WHAT IS REQUIRED: Your reply must contain the full listing below, reproduced exactly, but no pictures.
[RECORDS SUPPLIED Boundary: Start]
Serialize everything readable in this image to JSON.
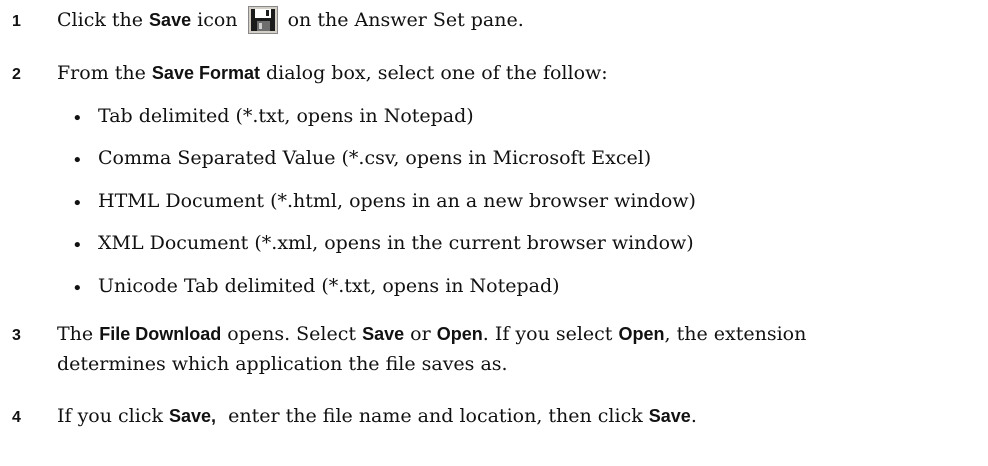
{
  "steps": [
    {
      "number": "1",
      "parts": [
        "Click the ",
        "Save",
        " icon ",
        " on the Answer Set pane."
      ],
      "icon": "floppy-disk-save-icon"
    },
    {
      "number": "2",
      "parts": [
        "From the ",
        "Save Format",
        " dialog box, select one of the follow:"
      ],
      "bullets": [
        "Tab delimited (*.txt, opens in Notepad)",
        "Comma Separated Value (*.csv, opens in Microsoft Excel)",
        "HTML Document (*.html, opens in an a new browser window)",
        "XML Document (*.xml, opens in the current browser window)",
        "Unicode Tab delimited (*.txt, opens in Notepad)"
      ],
      "bullet_symbol": "•"
    },
    {
      "number": "3",
      "parts": [
        "The ",
        "File Download",
        " opens. Select ",
        "Save",
        " or ",
        "Open",
        ". If you select ",
        "Open",
        ", the extension"
      ],
      "line2": "determines which application the file saves as."
    },
    {
      "number": "4",
      "parts": [
        "If you click ",
        "Save,",
        "  enter the file name and location, then click ",
        "Save",
        "."
      ]
    }
  ]
}
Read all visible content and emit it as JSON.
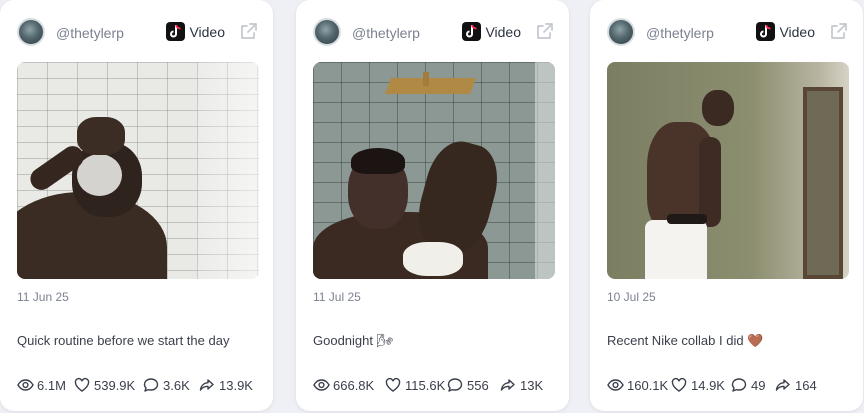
{
  "posts": [
    {
      "author": "@thetylerp",
      "source": "Video",
      "date": "11 Jun 25",
      "caption": "Quick routine before we start the day",
      "views": "6.1M",
      "likes": "539.9K",
      "comments": "3.6K",
      "shares": "13.9K"
    },
    {
      "author": "@thetylerp",
      "source": "Video",
      "date": "11 Jul 25",
      "caption": "Goodnight 🌬",
      "views": "666.8K",
      "likes": "115.6K",
      "comments": "556",
      "shares": "13K"
    },
    {
      "author": "@thetylerp",
      "source": "Video",
      "date": "10 Jul 25",
      "caption": "Recent Nike collab I did 🤎",
      "views": "160.1K",
      "likes": "14.9K",
      "comments": "49",
      "shares": "164"
    }
  ],
  "colors": {
    "page_background": "#eef0f5",
    "card_background": "#ffffff",
    "muted_text": "#7c8290",
    "icon_stroke": "#3a3f4b"
  },
  "icons": [
    "avatar",
    "tiktok-icon",
    "external-link-icon",
    "eye-icon",
    "heart-icon",
    "comment-icon",
    "share-icon"
  ]
}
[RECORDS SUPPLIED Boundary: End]
OUTPUT FOR THIS TASK:
Serialize everything readable in this image to JSON.
{
  "steps": [
    {
      "number": "1",
      "parts": [
        "Click the ",
        "Save",
        " icon ",
        " on the Answer Set pane."
      ],
      "icon": "floppy-disk-save-icon"
    },
    {
      "number": "2",
      "parts": [
        "From the ",
        "Save Format",
        " dialog box, select one of the follow:"
      ],
      "bullets": [
        "Tab delimited (*.txt, opens in Notepad)",
        "Comma Separated Value (*.csv, opens in Microsoft Excel)",
        "HTML Document (*.html, opens in an a new browser window)",
        "XML Document (*.xml, opens in the current browser window)",
        "Unicode Tab delimited (*.txt, opens in Notepad)"
      ],
      "bullet_symbol": "•"
    },
    {
      "number": "3",
      "parts": [
        "The ",
        "File Download",
        " opens. Select ",
        "Save",
        " or ",
        "Open",
        ". If you select ",
        "Open",
        ", the extension"
      ],
      "line2": "determines which application the file saves as."
    },
    {
      "number": "4",
      "parts": [
        "If you click ",
        "Save,",
        "  enter the file name and location, then click ",
        "Save",
        "."
      ]
    }
  ]
}
Read all visible content and emit it as JSON.
{
  "posts": [
    {
      "author": "@thetylerp",
      "source": "Video",
      "date": "11 Jun 25",
      "caption": "Quick routine before we start the day",
      "views": "6.1M",
      "likes": "539.9K",
      "comments": "3.6K",
      "shares": "13.9K"
    },
    {
      "author": "@thetylerp",
      "source": "Video",
      "date": "11 Jul 25",
      "caption": "Goodnight 🌬",
      "views": "666.8K",
      "likes": "115.6K",
      "comments": "556",
      "shares": "13K"
    },
    {
      "author": "@thetylerp",
      "source": "Video",
      "date": "10 Jul 25",
      "caption": "Recent Nike collab I did 🤎",
      "views": "160.1K",
      "likes": "14.9K",
      "comments": "49",
      "shares": "164"
    }
  ],
  "colors": {
    "page_background": "#eef0f5",
    "card_background": "#ffffff",
    "muted_text": "#7c8290",
    "icon_stroke": "#3a3f4b"
  },
  "icons": [
    "avatar",
    "tiktok-icon",
    "external-link-icon",
    "eye-icon",
    "heart-icon",
    "comment-icon",
    "share-icon"
  ]
}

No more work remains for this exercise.